Content starts
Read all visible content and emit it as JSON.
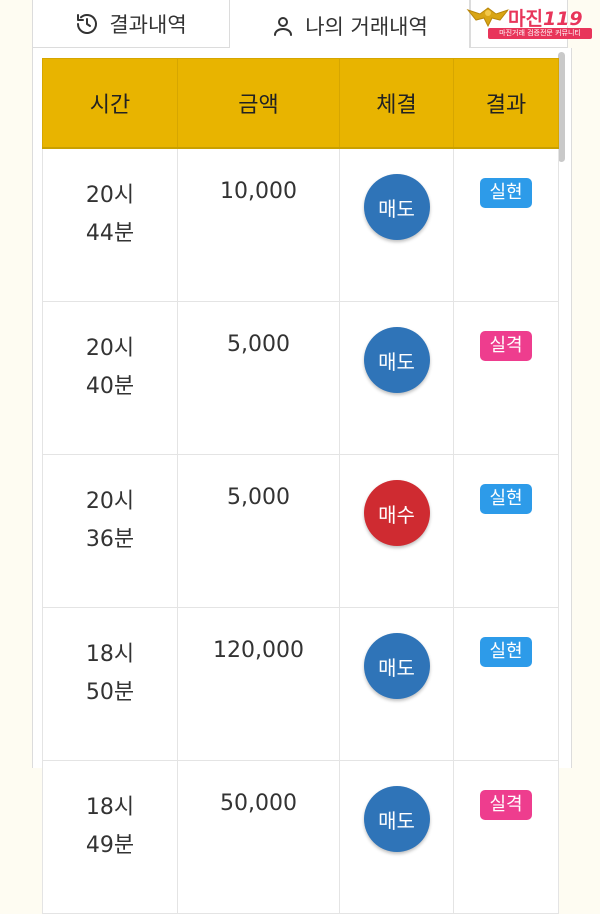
{
  "tabs": {
    "results_label": "결과내역",
    "my_trades_label": "나의 거래내역"
  },
  "logo": {
    "name": "마진",
    "suffix": "119",
    "tagline": "마진거래 검증전문 커뮤니티"
  },
  "colors": {
    "header_bg": "#e8b400",
    "sell": "#2f74b8",
    "buy": "#cf2b31",
    "realized": "#2d9be9",
    "failed": "#ee3d8e"
  },
  "table": {
    "headers": [
      "시간",
      "금액",
      "체결",
      "결과"
    ],
    "rows": [
      {
        "hour": "20시",
        "minute": "44분",
        "amount": "10,000",
        "trade": "매도",
        "trade_type": "sell",
        "result": "실현",
        "result_type": "gain"
      },
      {
        "hour": "20시",
        "minute": "40분",
        "amount": "5,000",
        "trade": "매도",
        "trade_type": "sell",
        "result": "실격",
        "result_type": "loss"
      },
      {
        "hour": "20시",
        "minute": "36분",
        "amount": "5,000",
        "trade": "매수",
        "trade_type": "buy",
        "result": "실현",
        "result_type": "gain"
      },
      {
        "hour": "18시",
        "minute": "50분",
        "amount": "120,000",
        "trade": "매도",
        "trade_type": "sell",
        "result": "실현",
        "result_type": "gain"
      },
      {
        "hour": "18시",
        "minute": "49분",
        "amount": "50,000",
        "trade": "매도",
        "trade_type": "sell",
        "result": "실격",
        "result_type": "loss"
      }
    ]
  }
}
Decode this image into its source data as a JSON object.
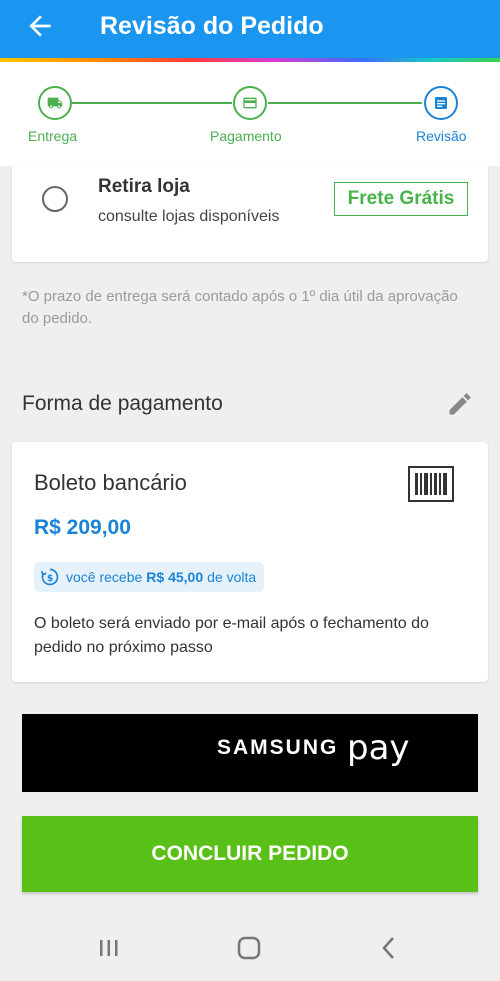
{
  "header": {
    "title": "Revisão do Pedido"
  },
  "steps": [
    {
      "label": "Entrega"
    },
    {
      "label": "Pagamento"
    },
    {
      "label": "Revisão"
    }
  ],
  "delivery_option": {
    "title": "Retira loja",
    "subtitle": "consulte lojas disponíveis",
    "badge": "Frete Grátis"
  },
  "delivery_note": "*O prazo de entrega será contado após o 1º dia útil da aprovação do pedido.",
  "payment": {
    "section_title": "Forma de pagamento",
    "method": "Boleto bancário",
    "price": "R$ 209,00",
    "cashback_prefix": "você recebe",
    "cashback_amount": "R$ 45,00",
    "cashback_suffix": "de volta",
    "info": "O boleto será enviado por e-mail após o fechamento do pedido no próximo passo"
  },
  "samsung_pay": {
    "brand": "SAMSUNG",
    "pay": "pay"
  },
  "confirm_button": "CONCLUIR PEDIDO",
  "colors": {
    "primary": "#1a96f0",
    "step_done": "#4caf50",
    "step_current": "#1a83d8",
    "confirm": "#59c018"
  }
}
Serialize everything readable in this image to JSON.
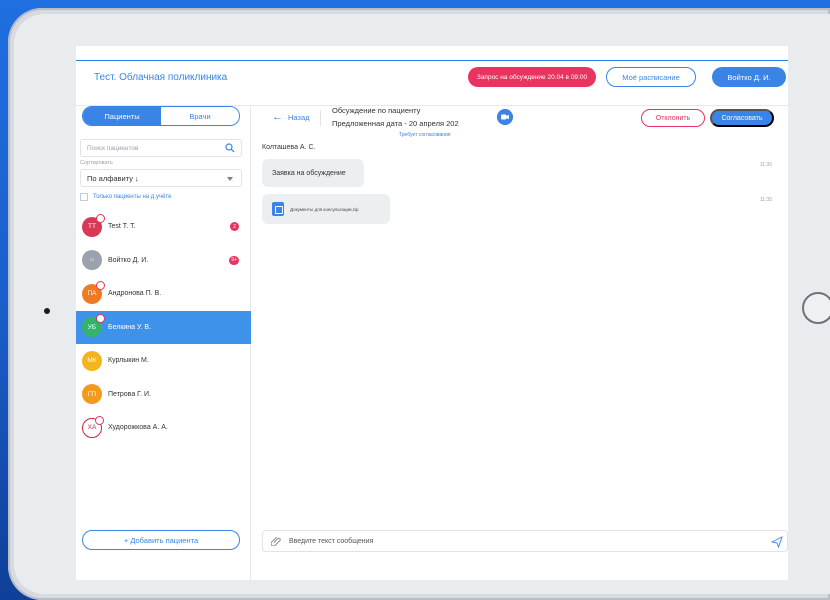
{
  "app": {
    "title": "Тест. Облачная поликлиника",
    "header": {
      "request_button": "Запрос на обсуждение 20.04 в 09:00",
      "schedule_button": "Моё расписание",
      "user_button": "Войтко Д. И."
    }
  },
  "sidebar": {
    "tabs": [
      "Пациенты",
      "Врачи"
    ],
    "search_placeholder": "Поиск пациентов",
    "sort_label": "Сортировать",
    "sort_value": "По алфавиту ↓",
    "only_mine_label": "Только пациенты на д.учёте",
    "patients": [
      {
        "initials": "ТТ",
        "name": "Test Т. Т.",
        "badge": "2",
        "color": "#d83a55"
      },
      {
        "initials": "",
        "name": "Войтко Д. И.",
        "badge": "9+",
        "color": "#9aa2ad"
      },
      {
        "initials": "ПА",
        "name": "Андронова П. В.",
        "badge": "",
        "color": "#f07a22"
      },
      {
        "initials": "УБ",
        "name": "Белкина У. В.",
        "badge": "",
        "color": "#33b36b"
      },
      {
        "initials": "МК",
        "name": "Курлыкин М.",
        "badge": "",
        "color": "#f5b41e"
      },
      {
        "initials": "ГП",
        "name": "Петрова Г. И.",
        "badge": "",
        "color": "#f39a1c"
      },
      {
        "initials": "ХА",
        "name": "Худорожкова А. А.",
        "badge": "",
        "color": "#c9283a"
      }
    ],
    "add_patient": "+ Добавить пациента"
  },
  "chat": {
    "back": "Назад",
    "topic": "Обсуждение по пациенту",
    "proposed_date": "Предложенная дата - 20 апреля 202",
    "needs_approval": "Требует согласования",
    "reject_button": "Отклонить",
    "accept_button": "Согласовать",
    "author": "Колташева А. С.",
    "messages": [
      {
        "text": "Заявка на обсуждение",
        "time": "11:35"
      },
      {
        "file": "Документы для консультации.zip",
        "time": "11:35"
      }
    ],
    "composer_placeholder": "Введите текст сообщения"
  }
}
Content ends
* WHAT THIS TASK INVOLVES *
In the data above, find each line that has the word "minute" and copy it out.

* RESPONSE *
        "minute": "44분",
        "minute": "40분",
        "minute": "36분",
        "minute": "50분",
        "minute": "49분",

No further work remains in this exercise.